Read her story here and come back for some inspiring writing advice from Kathy.
Kathy was thrilled to hear that her story made the Top 10 list. She would like to thank Women on Writing for creating this contest. She has always enjoyed writing. As a young child, she scribbled poems and stories. During her teens, she won public-speaking and writing awards, and she contributed to her school newspaper. Her career has taken varying directions, including positions as editor of a small-town paper, computer-network administrator, and webmaster. She has also worked on projects in commercial art and cartooning.
This piece reflects her love of speculative fiction.
Please visit her website, KathySteinemann.com, for a complete list of her publications.
WOW: Your story, "The Hitchhiker," is a haunting tale that contains elements of speculative fiction. What works of speculative fiction have inspired you the most?
Kathy: Rod Serling’s Night Gallery series pops into my mind, as well as the short stories of Fredric Brown. Ray Bradbury has influenced me over the years too.
Anyone who ever watched The Twilight Zone will understand Rod Serling’s unique perspective. He could take everyday events and twist them until you saw ghosts in corners when you tried to sleep at night.
Fredric Brown was a master of the short story, providing unusual twist endings that left readers surprised, amused, puzzled—or a combination of those emotions. I wish he had written more.
Ray Bradbury’s unconventional outlook on life produced unforgettable classics such as The Martian Chronicles and Fahrenheit 451. For those unfamiliar with his work, Bradbury Stories: 100 of His Most Celebrated Tales provides excellent examples of his short fiction.
WOW: With your background in journalism, do you ever find inspiration for your fiction from stories in the headlines?
Kathy: All the time.
Byron wrote, “'Tis strange—but true; for truth is always strange; Stranger than fiction.” He was right.
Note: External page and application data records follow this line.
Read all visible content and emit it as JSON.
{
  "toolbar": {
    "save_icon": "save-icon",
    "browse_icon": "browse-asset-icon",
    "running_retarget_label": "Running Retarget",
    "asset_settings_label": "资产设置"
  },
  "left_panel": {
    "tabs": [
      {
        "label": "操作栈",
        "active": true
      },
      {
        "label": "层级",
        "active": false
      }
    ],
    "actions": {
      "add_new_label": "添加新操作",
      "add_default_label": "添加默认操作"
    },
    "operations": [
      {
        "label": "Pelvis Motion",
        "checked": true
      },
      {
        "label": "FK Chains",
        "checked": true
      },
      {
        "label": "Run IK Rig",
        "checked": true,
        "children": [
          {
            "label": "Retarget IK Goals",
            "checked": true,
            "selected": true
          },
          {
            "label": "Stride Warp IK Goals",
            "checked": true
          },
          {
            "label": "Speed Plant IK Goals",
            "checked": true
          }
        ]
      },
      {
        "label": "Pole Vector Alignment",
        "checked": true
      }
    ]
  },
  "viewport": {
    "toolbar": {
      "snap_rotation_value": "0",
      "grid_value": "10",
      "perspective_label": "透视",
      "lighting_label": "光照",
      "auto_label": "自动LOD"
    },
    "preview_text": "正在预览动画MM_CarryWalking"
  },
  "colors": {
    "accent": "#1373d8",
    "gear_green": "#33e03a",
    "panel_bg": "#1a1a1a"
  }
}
In fact, I have taken ideas from the headlines and added a paranormal element to make the stories more convincing.
Who would ever believe that a man could be trapped at the bottom of the ocean in an overturned boat and be found alive after more than three days? But if readers think the man was saved by a time warp, they can accept it as believable fiction.
WOW: You are active on social media, which is an important part of an author's platform these days. Do you have any tips for finding new followers on Twitter and Facebook and finding engaging content to share with them?
- Make interest lists. Then share content from those lists.
- If someone retweets or shares, return the favor.
- If a friend or follower e-mails you, respond immediately.
- Share your Twitter and Facebook links in every e-mail, newsletter, book, literary journal, and on your website.
But beware! An author can spend too much time on social media. Restrict yourself to a certain number of minutes daily, then get back to what you love: writing.
WOW: I am impressed by the varied list of published books under your belt. How do you juggle and prioritize all your different writing projects?
Kathy: I keep lists and tick things off as I do them. My house, car, cell phone, and purse are filled with reminders and story ideas. I maintain a routine, but it’s not an iron-clad schedule that I can’t break. Adhering to the same routine every day can make for a humdrum existence. I like to vary the time and order of tasks. The little changes help to spark creativity.
The important thing is to write. Every day.
WOW: Do you have any tips about writing flash fiction for our readers?
Kathy: Flash fiction, by definition, is short. Ironically, my comments about flash will be the longest part of this interview.
Just because a piece is flash fiction doesn’t mean that it shouldn’t have a beginning, middle, and end. The end might be open, but it should be discernable. For example, in “Hitchhiker”, I let readers decide whether Dianne is an alien hunter or just a deluded woman.
Sit down and write your story. Don’t worry about repetition, descriptions, and moments of brilliance. Then go through it, removing everything that doesn’t further your plot—especially clichés and flowery writing that could be classified as purple prose.
Keep your paragraphs short. Huge blocks of text are difficult for readers to follow, especially on electronic devices.
Only add descriptions where they push your story forward. Do you have enough room to describe textures, colors, scents, sounds, and feelings? Insert if appropriate. Descriptive writing tends to slow a plot. Use that to your advantage when you want to provide a break in action or give the reader time to absorb what you’ve written to that point.
After your first rewrites, put the piece away for a few days—or at least for a few hours—before you revise further. Read it out loud. If your tongue stumbles over difficult phrasing or you lose your breath before you finish a sentence, change it.
Then put the story away again before final revisions.
At some point, you have to stop revising, or you can lose the soul of a piece.